Is immigration the problem?

Roy Beck, head of the anti-immigration group Numbers USA, has been circulating a slick video. Over 1.8 million viewers have seen its frightening picture of the U.S. overwhelmed by immigrants. But beneath the surface is a mix of inaccuracies and misdirection.

Beck starts with this thesis: 1926-1965 was a golden era in America, when immigration was limited to an average of 178,000 per year. As a result, the labor market was tight, and workers enjoyed high wages and prosperity. Since 1965, immigration has increased, now reaching over 1 million per year. The result: surplus labor which has lowered wages and living standards for American workers.

In short, Beck says (low immigration) = (tight labor market) = (high wages).

The facts don’t support Beck. In the 1920s, immigration was almost entirely choked off, and the 1930s had the lowest immigration in the last 100 years. So there should have been low unemployment and high wages, right? Wrong! We had the Great Depression, with 25 percent unemployment, and miserable wages for those who could find jobs. Then, as now, some people blamed immigrants, as well as Blacks, Jews and probably sunspots, for the disaster.

Beck’s next point: Without any net immigration, the U.S. population will continue to grow until about 2030, when it will level off. But if we continue with the present net immigration of 1 million per year, population will grow indefinitely. Immigrants are severely straining our resources — in California alone, a new school is being built every day. This is a burden on hard-working American taxpayers.

In fact, in the late 1950s and 1960s, a rapidly growing population, fueled by the baby boom, put strains on schools across the country. But a growing U.S. economy was able to pay for more schools and teachers, as well as greatly expanded access to higher education.

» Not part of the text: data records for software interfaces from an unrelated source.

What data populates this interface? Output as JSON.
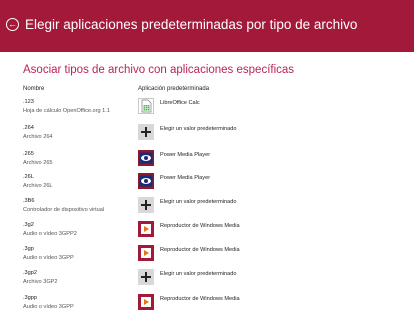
{
  "header": {
    "back_icon": "back-arrow-icon",
    "title": "Elegir aplicaciones predeterminadas por tipo de archivo",
    "color": "#a3193a"
  },
  "section": {
    "subtitle": "Asociar tipos de archivo con aplicaciones específicas"
  },
  "columns": {
    "name": "Nombre",
    "app": "Aplicación predeterminada"
  },
  "rows": [
    {
      "ext": ".123",
      "desc": "Hoja de cálculo OpenOffice.org 1.1",
      "app": "LibreOffice Calc",
      "icon": "libreoffice-calc-icon"
    },
    {
      "ext": ".264",
      "desc": "Archivo 264",
      "app": "Elegir un valor predeterminado",
      "icon": "plus-icon"
    },
    {
      "ext": ".265",
      "desc": "Archivo 265",
      "app": "Power Media Player",
      "icon": "power-media-player-icon"
    },
    {
      "ext": ".26L",
      "desc": "Archivo 26L",
      "app": "Power Media Player",
      "icon": "power-media-player-icon"
    },
    {
      "ext": ".3B6",
      "desc": "Controlador de dispositivo virtual",
      "app": "Elegir un valor predeterminado",
      "icon": "plus-icon"
    },
    {
      "ext": ".3g2",
      "desc": "Audio o vídeo 3GPP2",
      "app": "Reproductor de Windows Media",
      "icon": "windows-media-player-icon"
    },
    {
      "ext": ".3gp",
      "desc": "Audio o vídeo 3GPP",
      "app": "Reproductor de Windows Media",
      "icon": "windows-media-player-icon"
    },
    {
      "ext": ".3gp2",
      "desc": "Archivo 3GP2",
      "app": "Elegir un valor predeterminado",
      "icon": "plus-icon"
    },
    {
      "ext": ".3gpp",
      "desc": "Audio o vídeo 3GPP",
      "app": "Reproductor de Windows Media",
      "icon": "windows-media-player-icon"
    }
  ]
}
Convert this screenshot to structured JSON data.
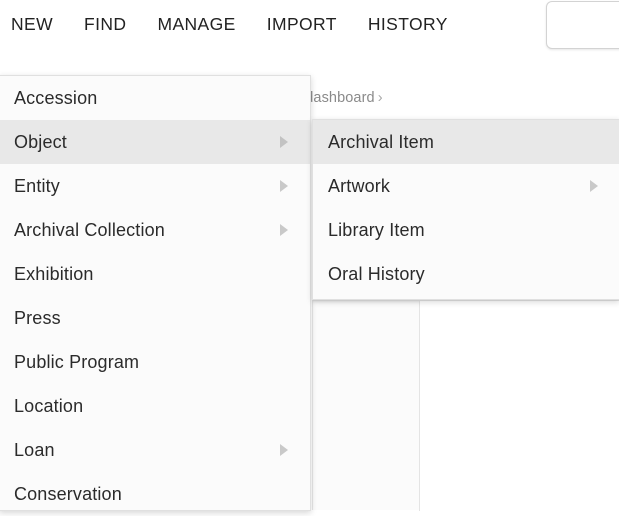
{
  "topbar": {
    "nav_items": [
      {
        "label": "NEW",
        "name": "nav-new"
      },
      {
        "label": "FIND",
        "name": "nav-find"
      },
      {
        "label": "MANAGE",
        "name": "nav-manage"
      },
      {
        "label": "IMPORT",
        "name": "nav-import"
      },
      {
        "label": "HISTORY",
        "name": "nav-history"
      }
    ],
    "search_placeholder": ""
  },
  "breadcrumb": {
    "text": "t dashboard",
    "separator": "›"
  },
  "primary_menu": {
    "items": [
      {
        "label": "Accession",
        "has_submenu": false,
        "selected": false
      },
      {
        "label": "Object",
        "has_submenu": true,
        "selected": true
      },
      {
        "label": "Entity",
        "has_submenu": true,
        "selected": false
      },
      {
        "label": "Archival Collection",
        "has_submenu": true,
        "selected": false
      },
      {
        "label": "Exhibition",
        "has_submenu": false,
        "selected": false
      },
      {
        "label": "Press",
        "has_submenu": false,
        "selected": false
      },
      {
        "label": "Public Program",
        "has_submenu": false,
        "selected": false
      },
      {
        "label": "Location",
        "has_submenu": false,
        "selected": false
      },
      {
        "label": "Loan",
        "has_submenu": true,
        "selected": false
      },
      {
        "label": "Conservation",
        "has_submenu": false,
        "selected": false
      }
    ]
  },
  "secondary_menu": {
    "items": [
      {
        "label": "Archival Item",
        "has_submenu": false,
        "selected": true
      },
      {
        "label": "Artwork",
        "has_submenu": true,
        "selected": false
      },
      {
        "label": "Library Item",
        "has_submenu": false,
        "selected": false
      },
      {
        "label": "Oral History",
        "has_submenu": false,
        "selected": false
      }
    ]
  },
  "colors": {
    "menu_background": "#fbfbfb",
    "menu_selected": "#e8e8e8",
    "menu_border": "#e0e0e0",
    "text": "#2b2b2b",
    "nav_text": "#222222",
    "breadcrumb_text": "#8a8a8a",
    "arrow": "#c9c9c9"
  }
}
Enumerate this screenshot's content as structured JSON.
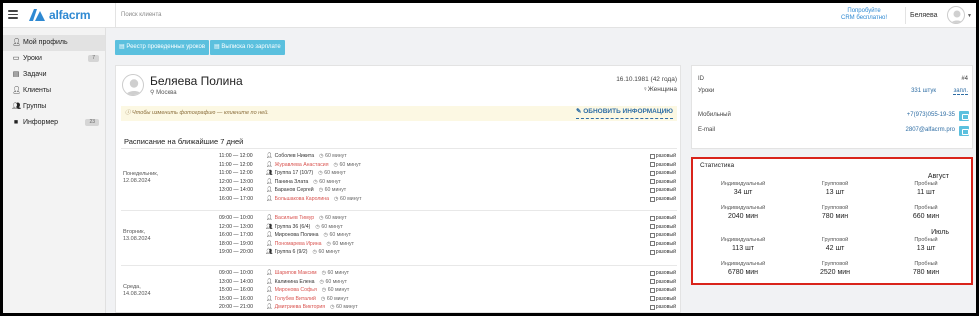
{
  "app": {
    "logo_text": "alfacrm"
  },
  "topbar": {
    "search_placeholder": "Поиск клиента",
    "promo_line1": "Попробуйте",
    "promo_line2": "CRM бесплатно!",
    "user_name": "Беляева"
  },
  "sidebar": {
    "items": [
      {
        "label": "Мой профиль",
        "icon": "user-icon",
        "badge": ""
      },
      {
        "label": "Уроки",
        "icon": "calendar-icon",
        "badge": "7"
      },
      {
        "label": "Задачи",
        "icon": "tasks-icon",
        "badge": ""
      },
      {
        "label": "Клиенты",
        "icon": "user-icon",
        "badge": ""
      },
      {
        "label": "Группы",
        "icon": "group-icon",
        "badge": ""
      },
      {
        "label": "Информер",
        "icon": "informer-icon",
        "badge": "23"
      }
    ]
  },
  "toolbar": {
    "lessons_registry": "Реестр проведенных уроков",
    "salary_statement": "Выписка по зарплате"
  },
  "profile": {
    "name": "Беляева Полина",
    "city": "Москва",
    "dob": "16.10.1981 (42 года)",
    "gender": "Женщина",
    "photo_notice": "Чтобы изменить фотографию — кликните по ней.",
    "update_label": "ОБНОВИТЬ ИНФОРМАЦИЮ"
  },
  "schedule": {
    "title": "Расписание на ближайшие 7 дней",
    "once_label": "разовый",
    "days": [
      {
        "day": "Понедельник,",
        "date": "12.08.2024",
        "lessons": [
          {
            "time": "11:00 — 12:00",
            "who": "Соболев Никита",
            "red": false,
            "dur": "60 минут"
          },
          {
            "time": "11:00 — 12:00",
            "who": "Журавлева Анастасия",
            "red": true,
            "dur": "60 минут"
          },
          {
            "time": "11:00 — 12:00",
            "who": "Группа 17 (10/7)",
            "red": false,
            "dur": "60 минут"
          },
          {
            "time": "12:00 — 13:00",
            "who": "Панина Злата",
            "red": false,
            "dur": "60 минут"
          },
          {
            "time": "13:00 — 14:00",
            "who": "Баранов Сергей",
            "red": false,
            "dur": "60 минут"
          },
          {
            "time": "16:00 — 17:00",
            "who": "Большакова Каролина",
            "red": true,
            "dur": "60 минут"
          }
        ]
      },
      {
        "day": "Вторник,",
        "date": "13.08.2024",
        "lessons": [
          {
            "time": "09:00 — 10:00",
            "who": "Васильев Тимур",
            "red": true,
            "dur": "60 минут"
          },
          {
            "time": "12:00 — 13:00",
            "who": "Группа 36 (6/4)",
            "red": false,
            "dur": "60 минут"
          },
          {
            "time": "16:00 — 17:00",
            "who": "Миронова Полина",
            "red": false,
            "dur": "60 минут"
          },
          {
            "time": "18:00 — 19:00",
            "who": "Пономарева Ирина",
            "red": true,
            "dur": "60 минут"
          },
          {
            "time": "19:00 — 20:00",
            "who": "Группа 6 (9/2)",
            "red": false,
            "dur": "60 минут"
          }
        ]
      },
      {
        "day": "Среда,",
        "date": "14.08.2024",
        "lessons": [
          {
            "time": "09:00 — 10:00",
            "who": "Шарипов Максим",
            "red": true,
            "dur": "60 минут"
          },
          {
            "time": "13:00 — 14:00",
            "who": "Калинина Елена",
            "red": false,
            "dur": "60 минут"
          },
          {
            "time": "15:00 — 16:00",
            "who": "Миронова Софья",
            "red": true,
            "dur": "60 минут"
          },
          {
            "time": "15:00 — 16:00",
            "who": "Голубев Виталий",
            "red": true,
            "dur": "60 минут"
          },
          {
            "time": "20:00 — 21:00",
            "who": "Дмитриева Виктория",
            "red": true,
            "dur": "60 минут"
          }
        ]
      }
    ]
  },
  "info": {
    "id_label": "ID",
    "id_value": "#4",
    "lessons_label": "Уроки",
    "lessons_value": "331 штук",
    "lessons_link": "запл.",
    "mobile_label": "Мобильный",
    "mobile_value": "+7(973)055-19-35",
    "email_label": "E-mail",
    "email_value": "2807@alfacrm.pro"
  },
  "stats": {
    "title": "Статистика",
    "months": [
      {
        "name": "Август",
        "rows": [
          [
            {
              "label": "Индивидуальный",
              "value": "34 шт"
            },
            {
              "label": "Групповой",
              "value": "13 шт"
            },
            {
              "label": "Пробный",
              "value": "11 шт"
            }
          ],
          [
            {
              "label": "Индивидуальный",
              "value": "2040 мин"
            },
            {
              "label": "Групповой",
              "value": "780 мин"
            },
            {
              "label": "Пробный",
              "value": "660 мин"
            }
          ]
        ]
      },
      {
        "name": "Июль",
        "rows": [
          [
            {
              "label": "Индивидуальный",
              "value": "113 шт"
            },
            {
              "label": "Групповой",
              "value": "42 шт"
            },
            {
              "label": "Пробный",
              "value": "13 шт"
            }
          ],
          [
            {
              "label": "Индивидуальный",
              "value": "6780 мин"
            },
            {
              "label": "Групповой",
              "value": "2520 мин"
            },
            {
              "label": "Пробный",
              "value": "780 мин"
            }
          ]
        ]
      }
    ]
  },
  "colors": {
    "accent": "#2e89d2",
    "button": "#5bc0de",
    "highlight": "#d9241b",
    "student_red": "#d9534f"
  }
}
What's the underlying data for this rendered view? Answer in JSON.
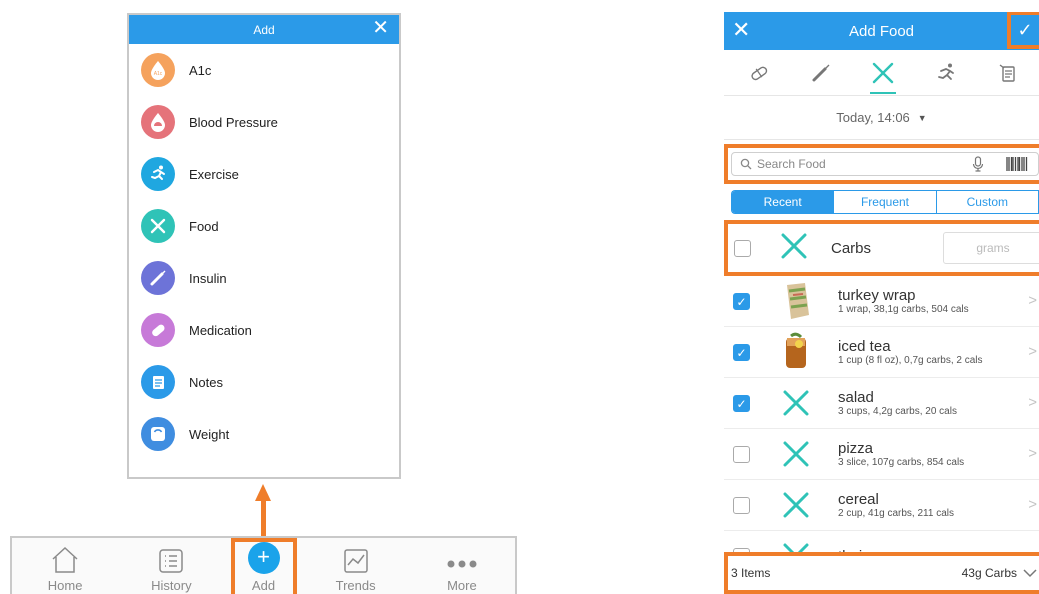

Real wages were increasing, there was a significant reduction in poverty, and major social programs (like Medicare and Medicaid) were implemented.

The high local taxes paid by working families are caused, first of all, by a regressive financing system that puts most of the cost of education and other services on local communities. In other developed countries, these costs are borne by the national government, providing more equality in these services.

Beck talks about other real problems, including economic insecurity, urban sprawl and barriers to economic progress by African Americans. These problems have increased in the last 30 years. So has immigration. Does that mean, as Beck claims, that immigration is the cause?

This seems plausible only because there is a common cause: the capitalist system driven by private corporate profits. Neoliberal policies that have removed all controls from multinational corporate activity are responsible for increased immigration, as well as U.S. workers’ economic insecurity. A global conglomerate drives Mexican peasants off their land, forcing them to risk death to look for work here. The same conglomerate closes urban factories in the U.S., moving production abroad and setting up distribution warehouses in suburban and rural areas in the U.S. where property taxes are low. The impact has been aggravated by the Bush administration’s priorities which increase the burden on working families and their communities while cutting taxes for the wealthy, waging an unnecessary, expensive and destructive war, and placing corporate profits ahead of the public good.

People are looking for a way out. Blaming immigration is not it.

In the Depression, some used racism, anti-Semitism and anti-immigrant sentiment to advocate a fascist solution. But the victims of the economic crisis organized with the slogan, “Black and white, unite and fight,” and won unemployment insurance and Social Security. They marched and voted to win the New Deal, which put millions to work constructing schools, bridges and highways. As a result of unionization of major industries, wages and working conditions improved despite high unemployment.

Today, immigrants and U.S.-born workers — Black, white and Latino — are joining together in a host of struggles. If we reject anti-immigration diversions, we can take a lesson from the 1930s, and “unite and fight” for the people’s needs.

Economics @ cpusa.org